I’m not a doctor, just sharing my experience in hopes that it helps other womxn determine if an IUD is right for them. Or maybe help explain why cystic acne and ovarian cysts are suddenly occurring after you insert an IUD.
Update: OBGY Nurse Practitioner recommended I remove my IUD
COVID doctor appointments are funny. I had a virtual video call with a Nurse Practitioner in the OBGY department. After describing my experience, she said it makes total sense to remove the IUD. She continued to say, it works for some people, and others it does not. She even confirmed that so many womxm rushed to have IUDs put in when the Trump administration threatened our access to birth control. Sadly, I learned many womxn like myself were less happy with their IUD then their previous birth control. Maybe we asked too few questions? Though I’m guessing it was a combination, the latter and lack of communication of how our bodies could respond to this foreign object.
You may be thinking, did it hurt to have your IUD removed? Thankfully my IUD was not growing into my uterine wall so it did not hurt coming out! I cannot same the same for a friend who said it was much more painful than inserting the IUD. Why does having the IUD inserted hurt? Well they shoot it into your uterus to prevent sperm from impregnating you so it took my breath away how quick and intense the pain was and left me achy for a couple weeks. Sitting in my work chair or in the car was SO painful, not including moving around for my yoga teacher training in 2017! Brilliant timing, I know. I have never been known to be a patient lady!
Okay, back to the IUD removal process. The same nurse practitioner that I spoke with on the phone earlier in the week located my IUD string and then had me inhale one big breath and boom she pulled it out with a tool. I could not feel it come out at all. I do not think the three Advils beforehand were necessary but oh well at least they were being precautionary.
What is is like switching from an IUD to the pill?
What birth control am I on now? I am back on my old birth control! Am I good about taking the pill every day? No, and when I do it’s not usually at the same time either. I also will note you need to wear contraception for the first couple weeks or obtain. #NogloveNolove
I have been MOODY! Actually, I have been much more irritable then I remember on the pill, though it makes sense because my hormones are switching. It does not help I am forgetting to be consistent about taking it so I am doing my body ZERO good. Get it together, Moira!
What is it like having your period for the first time in years?
Imagine having your period for the first time in 3.5 years. A lot has changed since then in the period world. Now we have organic tampons, pads, period underwear and now period cups! Thankfully I purchased a Saalt Menstrual Cup before the switch because within two days I needed it. I love that they use medical grade silicone, are a B-Corp and give 2% of their profits back.

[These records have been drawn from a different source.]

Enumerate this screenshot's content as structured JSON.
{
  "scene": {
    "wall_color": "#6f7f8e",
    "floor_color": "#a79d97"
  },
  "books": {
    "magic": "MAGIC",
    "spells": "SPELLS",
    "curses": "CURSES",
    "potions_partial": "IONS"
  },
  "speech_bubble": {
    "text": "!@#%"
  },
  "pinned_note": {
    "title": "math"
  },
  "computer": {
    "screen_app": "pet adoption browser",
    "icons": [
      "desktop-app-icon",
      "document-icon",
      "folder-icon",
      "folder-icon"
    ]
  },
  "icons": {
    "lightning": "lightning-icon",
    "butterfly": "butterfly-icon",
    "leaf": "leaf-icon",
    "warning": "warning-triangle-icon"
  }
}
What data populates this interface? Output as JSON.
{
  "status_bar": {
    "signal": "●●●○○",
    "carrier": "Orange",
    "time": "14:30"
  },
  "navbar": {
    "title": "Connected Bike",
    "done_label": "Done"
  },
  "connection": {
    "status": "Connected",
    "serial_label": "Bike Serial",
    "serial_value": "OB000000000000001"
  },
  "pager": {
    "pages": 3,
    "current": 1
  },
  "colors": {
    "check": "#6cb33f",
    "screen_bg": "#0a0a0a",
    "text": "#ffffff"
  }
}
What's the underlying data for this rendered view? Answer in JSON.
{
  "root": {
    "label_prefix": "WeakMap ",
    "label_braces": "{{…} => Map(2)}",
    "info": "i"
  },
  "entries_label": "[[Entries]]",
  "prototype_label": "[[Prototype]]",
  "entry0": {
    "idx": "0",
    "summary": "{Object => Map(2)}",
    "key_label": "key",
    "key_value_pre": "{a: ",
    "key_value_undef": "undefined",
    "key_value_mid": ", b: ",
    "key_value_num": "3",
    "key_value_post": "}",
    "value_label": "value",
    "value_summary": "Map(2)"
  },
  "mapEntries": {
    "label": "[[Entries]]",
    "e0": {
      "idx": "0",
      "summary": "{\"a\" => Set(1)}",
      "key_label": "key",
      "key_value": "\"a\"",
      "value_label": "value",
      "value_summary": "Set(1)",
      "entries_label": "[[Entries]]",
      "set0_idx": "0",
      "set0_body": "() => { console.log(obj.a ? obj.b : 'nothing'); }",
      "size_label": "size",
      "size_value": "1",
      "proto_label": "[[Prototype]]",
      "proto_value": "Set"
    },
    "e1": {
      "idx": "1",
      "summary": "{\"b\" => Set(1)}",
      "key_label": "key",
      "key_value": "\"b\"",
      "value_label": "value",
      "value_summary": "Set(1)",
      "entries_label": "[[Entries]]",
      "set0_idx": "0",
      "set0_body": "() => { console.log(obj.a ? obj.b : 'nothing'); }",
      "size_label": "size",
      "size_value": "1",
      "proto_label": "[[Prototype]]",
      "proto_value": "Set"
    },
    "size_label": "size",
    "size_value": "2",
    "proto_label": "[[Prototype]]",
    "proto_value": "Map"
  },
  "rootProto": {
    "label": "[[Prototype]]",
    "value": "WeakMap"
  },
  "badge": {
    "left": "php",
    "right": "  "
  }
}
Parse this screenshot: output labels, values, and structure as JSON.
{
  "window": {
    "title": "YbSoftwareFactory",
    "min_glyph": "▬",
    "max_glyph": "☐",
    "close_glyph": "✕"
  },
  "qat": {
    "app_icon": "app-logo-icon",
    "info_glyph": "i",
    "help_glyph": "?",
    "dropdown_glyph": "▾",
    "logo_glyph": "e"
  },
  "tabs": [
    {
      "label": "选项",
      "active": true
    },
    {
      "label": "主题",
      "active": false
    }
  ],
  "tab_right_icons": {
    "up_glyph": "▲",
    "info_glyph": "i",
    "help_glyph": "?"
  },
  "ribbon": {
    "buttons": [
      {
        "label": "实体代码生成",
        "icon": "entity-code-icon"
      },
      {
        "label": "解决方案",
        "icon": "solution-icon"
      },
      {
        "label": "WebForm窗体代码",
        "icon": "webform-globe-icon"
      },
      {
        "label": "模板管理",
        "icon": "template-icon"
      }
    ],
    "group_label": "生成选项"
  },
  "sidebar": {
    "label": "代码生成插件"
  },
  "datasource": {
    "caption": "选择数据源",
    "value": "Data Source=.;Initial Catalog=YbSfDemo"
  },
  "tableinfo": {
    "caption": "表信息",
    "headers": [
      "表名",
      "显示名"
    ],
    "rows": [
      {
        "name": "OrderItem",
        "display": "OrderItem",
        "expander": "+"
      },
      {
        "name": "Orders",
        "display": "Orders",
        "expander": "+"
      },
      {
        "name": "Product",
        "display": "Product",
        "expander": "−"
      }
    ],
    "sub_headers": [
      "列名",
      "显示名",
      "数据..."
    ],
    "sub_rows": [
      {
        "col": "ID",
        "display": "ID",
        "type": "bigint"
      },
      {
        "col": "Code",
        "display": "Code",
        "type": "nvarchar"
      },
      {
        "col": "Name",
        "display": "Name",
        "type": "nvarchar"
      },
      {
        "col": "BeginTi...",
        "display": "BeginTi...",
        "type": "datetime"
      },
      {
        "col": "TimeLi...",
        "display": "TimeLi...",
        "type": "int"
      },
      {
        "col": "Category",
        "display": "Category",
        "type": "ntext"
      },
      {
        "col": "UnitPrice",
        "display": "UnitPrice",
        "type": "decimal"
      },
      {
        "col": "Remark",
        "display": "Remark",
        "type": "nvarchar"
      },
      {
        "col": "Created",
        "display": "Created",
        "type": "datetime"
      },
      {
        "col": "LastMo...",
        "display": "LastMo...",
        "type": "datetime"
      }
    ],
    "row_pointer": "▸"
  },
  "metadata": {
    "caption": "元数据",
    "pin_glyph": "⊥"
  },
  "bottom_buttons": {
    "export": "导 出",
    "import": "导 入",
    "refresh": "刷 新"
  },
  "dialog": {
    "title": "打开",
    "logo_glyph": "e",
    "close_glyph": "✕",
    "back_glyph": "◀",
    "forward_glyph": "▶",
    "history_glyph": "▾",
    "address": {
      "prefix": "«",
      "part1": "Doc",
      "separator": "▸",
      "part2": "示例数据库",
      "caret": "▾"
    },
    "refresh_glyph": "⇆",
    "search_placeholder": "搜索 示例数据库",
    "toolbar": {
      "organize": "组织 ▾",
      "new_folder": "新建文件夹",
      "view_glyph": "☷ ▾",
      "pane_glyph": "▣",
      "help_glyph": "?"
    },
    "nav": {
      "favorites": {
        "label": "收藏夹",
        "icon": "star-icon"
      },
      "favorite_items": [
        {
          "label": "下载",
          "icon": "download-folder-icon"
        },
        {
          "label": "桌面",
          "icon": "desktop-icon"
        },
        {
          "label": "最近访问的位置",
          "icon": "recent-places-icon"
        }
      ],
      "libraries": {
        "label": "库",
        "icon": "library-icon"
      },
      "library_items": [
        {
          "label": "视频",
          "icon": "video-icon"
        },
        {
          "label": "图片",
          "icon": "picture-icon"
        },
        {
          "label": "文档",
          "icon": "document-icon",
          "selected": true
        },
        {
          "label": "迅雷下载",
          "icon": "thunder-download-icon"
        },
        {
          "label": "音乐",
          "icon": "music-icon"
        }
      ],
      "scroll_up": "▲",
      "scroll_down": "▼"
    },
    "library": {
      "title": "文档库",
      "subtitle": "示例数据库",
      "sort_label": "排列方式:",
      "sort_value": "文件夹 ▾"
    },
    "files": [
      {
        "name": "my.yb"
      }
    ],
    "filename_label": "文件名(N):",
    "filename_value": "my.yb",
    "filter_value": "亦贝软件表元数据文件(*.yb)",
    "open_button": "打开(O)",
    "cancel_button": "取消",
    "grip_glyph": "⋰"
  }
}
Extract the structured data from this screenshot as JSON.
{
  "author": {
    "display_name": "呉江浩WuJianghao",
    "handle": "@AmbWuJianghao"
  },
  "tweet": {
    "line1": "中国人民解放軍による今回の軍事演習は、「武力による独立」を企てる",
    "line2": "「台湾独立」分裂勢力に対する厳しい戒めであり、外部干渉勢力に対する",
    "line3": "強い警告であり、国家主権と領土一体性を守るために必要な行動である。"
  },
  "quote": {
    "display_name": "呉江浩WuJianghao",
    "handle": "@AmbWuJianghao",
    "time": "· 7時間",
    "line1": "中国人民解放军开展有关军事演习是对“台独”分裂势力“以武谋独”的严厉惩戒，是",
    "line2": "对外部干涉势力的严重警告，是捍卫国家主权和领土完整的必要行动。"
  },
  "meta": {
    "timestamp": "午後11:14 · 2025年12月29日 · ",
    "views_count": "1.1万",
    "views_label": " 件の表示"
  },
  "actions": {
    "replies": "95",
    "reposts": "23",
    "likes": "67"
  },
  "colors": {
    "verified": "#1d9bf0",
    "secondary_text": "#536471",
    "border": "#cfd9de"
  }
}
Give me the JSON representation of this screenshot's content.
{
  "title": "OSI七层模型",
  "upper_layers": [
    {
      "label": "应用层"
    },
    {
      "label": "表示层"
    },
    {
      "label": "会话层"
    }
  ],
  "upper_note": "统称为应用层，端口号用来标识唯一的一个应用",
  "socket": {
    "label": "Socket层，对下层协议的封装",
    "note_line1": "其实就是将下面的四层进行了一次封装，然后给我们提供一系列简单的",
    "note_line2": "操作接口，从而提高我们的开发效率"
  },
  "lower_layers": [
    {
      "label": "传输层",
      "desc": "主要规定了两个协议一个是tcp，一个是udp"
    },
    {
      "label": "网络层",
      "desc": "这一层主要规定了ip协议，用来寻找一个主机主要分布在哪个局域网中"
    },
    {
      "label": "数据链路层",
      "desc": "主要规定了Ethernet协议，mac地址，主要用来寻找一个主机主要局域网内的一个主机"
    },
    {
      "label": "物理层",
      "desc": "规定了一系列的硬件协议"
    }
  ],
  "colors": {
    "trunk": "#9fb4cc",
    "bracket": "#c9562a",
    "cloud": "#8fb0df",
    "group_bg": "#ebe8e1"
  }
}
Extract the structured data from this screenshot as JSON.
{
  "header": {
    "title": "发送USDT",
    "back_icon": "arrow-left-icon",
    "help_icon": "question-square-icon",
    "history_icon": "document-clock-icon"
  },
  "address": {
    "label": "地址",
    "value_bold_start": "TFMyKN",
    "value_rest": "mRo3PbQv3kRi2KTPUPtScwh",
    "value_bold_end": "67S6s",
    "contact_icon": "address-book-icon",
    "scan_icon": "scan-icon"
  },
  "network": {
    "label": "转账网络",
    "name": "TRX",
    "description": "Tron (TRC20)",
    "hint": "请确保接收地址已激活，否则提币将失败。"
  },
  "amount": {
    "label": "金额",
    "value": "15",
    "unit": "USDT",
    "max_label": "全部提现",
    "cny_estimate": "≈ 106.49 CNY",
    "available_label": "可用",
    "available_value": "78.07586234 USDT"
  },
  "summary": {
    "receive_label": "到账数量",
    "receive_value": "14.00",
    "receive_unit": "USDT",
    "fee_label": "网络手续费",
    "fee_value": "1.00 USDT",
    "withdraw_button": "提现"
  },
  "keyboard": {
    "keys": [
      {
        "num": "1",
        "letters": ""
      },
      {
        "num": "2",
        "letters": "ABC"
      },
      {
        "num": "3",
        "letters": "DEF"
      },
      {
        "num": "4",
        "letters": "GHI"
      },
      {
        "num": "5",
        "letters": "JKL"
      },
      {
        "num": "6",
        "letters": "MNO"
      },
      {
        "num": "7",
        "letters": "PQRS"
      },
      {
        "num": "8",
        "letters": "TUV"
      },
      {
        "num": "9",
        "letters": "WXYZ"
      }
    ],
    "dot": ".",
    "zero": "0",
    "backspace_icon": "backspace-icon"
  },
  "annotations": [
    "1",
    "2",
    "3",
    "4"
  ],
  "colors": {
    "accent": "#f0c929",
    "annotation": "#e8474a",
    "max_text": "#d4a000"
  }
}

And I adore that they can be worn for up to 12-hours and used for 10 years. Talk about Sustainable Clean Beauty! They come in two sizes, too! Before my IUD days, my period was very heavy and required super tampons for two days and then regular tampons the next couple of days.
Saalt’s package comes with helpful instructions for how to use them. I tried a few methods before I found one that worked for me. I fold it in half and the twist it when it’s 3/4 of the way in to make sure it fully opens. If it does not, that’s when you experience a leak. I wore red undies to bed the first night which was key because I did not properly twist it open and leaked. Maybe this was TMI, though I (over)share in hopes it helps other womxn.
When you purchase a Seafoam Green Saalt Cup from September 18-24, Saalt will help collect TEN POUNDS of waste from the Pacific Ocean with Sustainable Coastlines Hawaii!